# [Exercise description]
I need the records below restated word for word, without their pictures.

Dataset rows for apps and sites
★ ★ ★ ★
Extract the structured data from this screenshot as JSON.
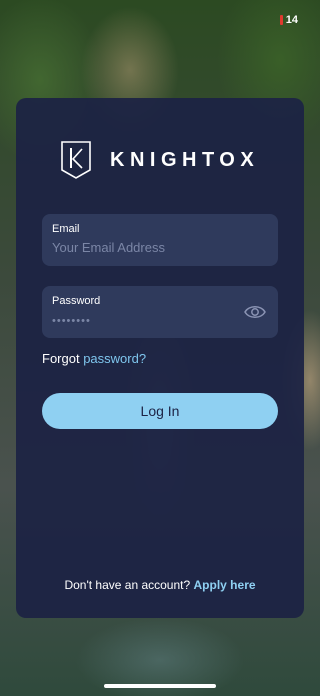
{
  "status_bar": {
    "battery_level": "14",
    "battery_color": "#e03a2f"
  },
  "brand": {
    "name": "KNIGHTOX",
    "logo_icon": "knight-shield-k-icon"
  },
  "email_field": {
    "label": "Email",
    "placeholder": "Your Email Address",
    "value": ""
  },
  "password_field": {
    "label": "Password",
    "placeholder": "••••••••",
    "value": "",
    "toggle_icon": "eye-icon"
  },
  "forgot": {
    "prefix": "Forgot",
    "link": "password?"
  },
  "login_button": {
    "label": "Log In"
  },
  "signup": {
    "prompt": "Don't have an account?",
    "link": "Apply here"
  },
  "colors": {
    "card": "#1c2244",
    "field": "#2f3a5c",
    "accent": "#8fd0f2",
    "link": "#7fc6ee"
  }
}
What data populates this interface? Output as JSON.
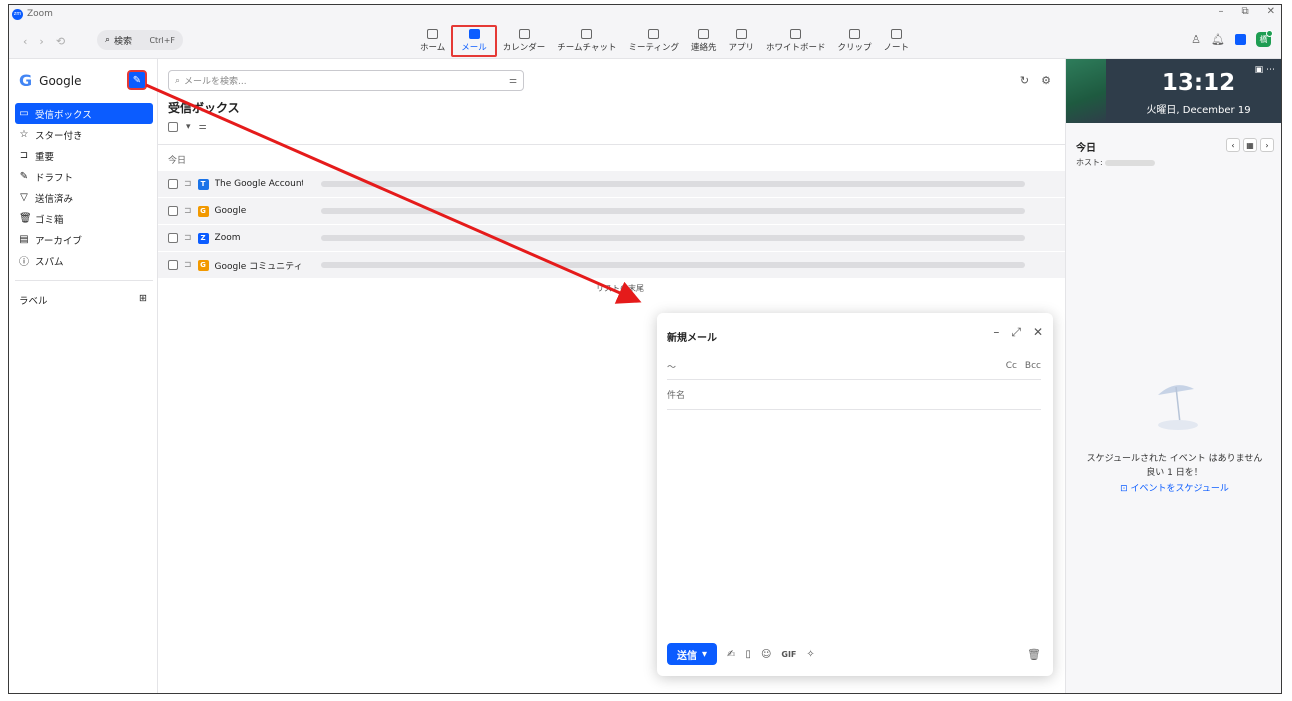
{
  "window": {
    "app_name": "Zoom",
    "controls": [
      "–",
      "⧉",
      "✕"
    ]
  },
  "toolbar": {
    "back": "‹",
    "forward": "›",
    "history": "⟲",
    "search_label": "検索",
    "search_shortcut": "Ctrl+F",
    "tabs": [
      {
        "label": "ホーム",
        "icon": "home-icon"
      },
      {
        "label": "メール",
        "icon": "mail-icon"
      },
      {
        "label": "カレンダー",
        "icon": "calendar-icon"
      },
      {
        "label": "チームチャット",
        "icon": "chat-icon"
      },
      {
        "label": "ミーティング",
        "icon": "video-icon"
      },
      {
        "label": "連絡先",
        "icon": "contacts-icon"
      },
      {
        "label": "アプリ",
        "icon": "apps-icon"
      },
      {
        "label": "ホワイトボード",
        "icon": "whiteboard-icon"
      },
      {
        "label": "クリップ",
        "icon": "clips-icon"
      },
      {
        "label": "ノート",
        "icon": "notes-icon"
      }
    ],
    "active_tab": "メール",
    "avatar_initial": "橋"
  },
  "sidebar": {
    "account_name": "Google",
    "compose_icon": "pencil-icon",
    "folders": [
      {
        "label": "受信ボックス",
        "icon": "▭"
      },
      {
        "label": "スター付き",
        "icon": "☆"
      },
      {
        "label": "重要",
        "icon": "⊐"
      },
      {
        "label": "ドラフト",
        "icon": "✎"
      },
      {
        "label": "送信済み",
        "icon": "▽"
      },
      {
        "label": "ゴミ箱",
        "icon": "🗑"
      },
      {
        "label": "アーカイブ",
        "icon": "▤"
      },
      {
        "label": "スパム",
        "icon": "ⓘ"
      }
    ],
    "labels_title": "ラベル",
    "add_label": "⊞"
  },
  "mail": {
    "search_placeholder": "メールを検索...",
    "inbox_title": "受信ボックス",
    "group_today": "今日",
    "rows": [
      {
        "sender": "The Google Account T...",
        "badge": "T",
        "badge_color": "#1a73e8"
      },
      {
        "sender": "Google",
        "badge": "G",
        "badge_color": "#f29900"
      },
      {
        "sender": "Zoom",
        "badge": "Z",
        "badge_color": "#0b5cff"
      },
      {
        "sender": "Google コミュニティ チーム",
        "badge": "G",
        "badge_color": "#f29900"
      }
    ],
    "end_of_list": "リストの末尾"
  },
  "right_panel": {
    "time": "13:12",
    "date": "火曜日, December 19",
    "today": "今日",
    "host_label": "ホスト:",
    "empty_line1": "スケジュールされた イベント はありません",
    "empty_line2": "良い 1 日を！",
    "schedule_link": "⊡ イベントをスケジュール"
  },
  "compose": {
    "title": "新規メール",
    "to_placeholder": "～",
    "cc": "Cc",
    "bcc": "Bcc",
    "subject_placeholder": "件名",
    "send_label": "送信",
    "gif": "GIF"
  },
  "colors": {
    "accent": "#0b5cff",
    "highlight": "#e53935"
  }
}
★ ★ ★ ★
# [Completed exercise]
Extract the structured data from this screenshot as JSON.
{
  "status_bar": {
    "battery_level": "14",
    "battery_color": "#e03a2f"
  },
  "brand": {
    "name": "KNIGHTOX",
    "logo_icon": "knight-shield-k-icon"
  },
  "email_field": {
    "label": "Email",
    "placeholder": "Your Email Address",
    "value": ""
  },
  "password_field": {
    "label": "Password",
    "placeholder": "••••••••",
    "value": "",
    "toggle_icon": "eye-icon"
  },
  "forgot": {
    "prefix": "Forgot",
    "link": "password?"
  },
  "login_button": {
    "label": "Log In"
  },
  "signup": {
    "prompt": "Don't have an account?",
    "link": "Apply here"
  },
  "colors": {
    "card": "#1c2244",
    "field": "#2f3a5c",
    "accent": "#8fd0f2",
    "link": "#7fc6ee"
  }
}
What data populates this interface? Output as JSON.
{
  "window": {
    "app_name": "Zoom",
    "controls": [
      "–",
      "⧉",
      "✕"
    ]
  },
  "toolbar": {
    "back": "‹",
    "forward": "›",
    "history": "⟲",
    "search_label": "検索",
    "search_shortcut": "Ctrl+F",
    "tabs": [
      {
        "label": "ホーム",
        "icon": "home-icon"
      },
      {
        "label": "メール",
        "icon": "mail-icon"
      },
      {
        "label": "カレンダー",
        "icon": "calendar-icon"
      },
      {
        "label": "チームチャット",
        "icon": "chat-icon"
      },
      {
        "label": "ミーティング",
        "icon": "video-icon"
      },
      {
        "label": "連絡先",
        "icon": "contacts-icon"
      },
      {
        "label": "アプリ",
        "icon": "apps-icon"
      },
      {
        "label": "ホワイトボード",
        "icon": "whiteboard-icon"
      },
      {
        "label": "クリップ",
        "icon": "clips-icon"
      },
      {
        "label": "ノート",
        "icon": "notes-icon"
      }
    ],
    "active_tab": "メール",
    "avatar_initial": "橋"
  },
  "sidebar": {
    "account_name": "Google",
    "compose_icon": "pencil-icon",
    "folders": [
      {
        "label": "受信ボックス",
        "icon": "▭"
      },
      {
        "label": "スター付き",
        "icon": "☆"
      },
      {
        "label": "重要",
        "icon": "⊐"
      },
      {
        "label": "ドラフト",
        "icon": "✎"
      },
      {
        "label": "送信済み",
        "icon": "▽"
      },
      {
        "label": "ゴミ箱",
        "icon": "🗑"
      },
      {
        "label": "アーカイブ",
        "icon": "▤"
      },
      {
        "label": "スパム",
        "icon": "ⓘ"
      }
    ],
    "labels_title": "ラベル",
    "add_label": "⊞"
  },
  "mail": {
    "search_placeholder": "メールを検索...",
    "inbox_title": "受信ボックス",
    "group_today": "今日",
    "rows": [
      {
        "sender": "The Google Account T...",
        "badge": "T",
        "badge_color": "#1a73e8"
      },
      {
        "sender": "Google",
        "badge": "G",
        "badge_color": "#f29900"
      },
      {
        "sender": "Zoom",
        "badge": "Z",
        "badge_color": "#0b5cff"
      },
      {
        "sender": "Google コミュニティ チーム",
        "badge": "G",
        "badge_color": "#f29900"
      }
    ],
    "end_of_list": "リストの末尾"
  },
  "right_panel": {
    "time": "13:12",
    "date": "火曜日, December 19",
    "today": "今日",
    "host_label": "ホスト:",
    "empty_line1": "スケジュールされた イベント はありません",
    "empty_line2": "良い 1 日を！",
    "schedule_link": "⊡ イベントをスケジュール"
  },
  "compose": {
    "title": "新規メール",
    "to_placeholder": "～",
    "cc": "Cc",
    "bcc": "Bcc",
    "subject_placeholder": "件名",
    "send_label": "送信",
    "gif": "GIF"
  },
  "colors": {
    "accent": "#0b5cff",
    "highlight": "#e53935"
  }
}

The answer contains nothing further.